# Task prompt:
I need each line of the entries below that includes the string "icon".

Saved data entries:

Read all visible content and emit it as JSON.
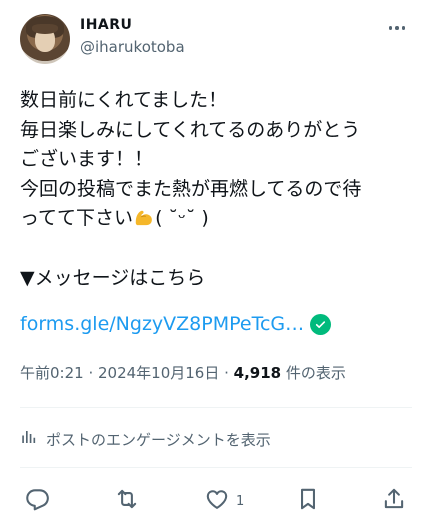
{
  "author": {
    "display_name": "IHARU",
    "handle": "@iharukotoba"
  },
  "tweet": {
    "lines": [
      "数日前にくれてました！",
      "毎日楽しみにしてくれてるのありがとう",
      "ございます！！",
      "今回の投稿でまた熱が再燃してるので待",
      "ってて下さい",
      "",
      "▼メッセージはこちら"
    ],
    "line5_suffix": "( ˘ᵕ˘ )",
    "emoji": "flexed-biceps-emoji",
    "link_text": "forms.gle/NgzyVZ8PMPeTcG…",
    "link_badge_icon": "check-circle-icon"
  },
  "meta": {
    "time": "午前0:21",
    "sep1": " · ",
    "date": "2024年10月16日",
    "sep2": " · ",
    "views_count": "4,918",
    "views_label": " 件の表示"
  },
  "engagement_link": "ポストのエンゲージメントを表示",
  "actions": {
    "reply_icon": "reply-icon",
    "repost_icon": "repost-icon",
    "like_icon": "heart-icon",
    "like_count": "1",
    "bookmark_icon": "bookmark-icon",
    "share_icon": "share-icon"
  },
  "colors": {
    "text": "#0f1419",
    "secondary": "#536471",
    "link": "#1d9bf0",
    "verified": "#00ba7c",
    "divider": "#eff3f4",
    "emoji": "#f5b72a"
  }
}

# Answer section:
    "link_badge_icon": "check-circle-icon"
    "reply_icon": "reply-icon",
    "repost_icon": "repost-icon",
    "like_icon": "heart-icon",
    "bookmark_icon": "bookmark-icon",
    "share_icon": "share-icon"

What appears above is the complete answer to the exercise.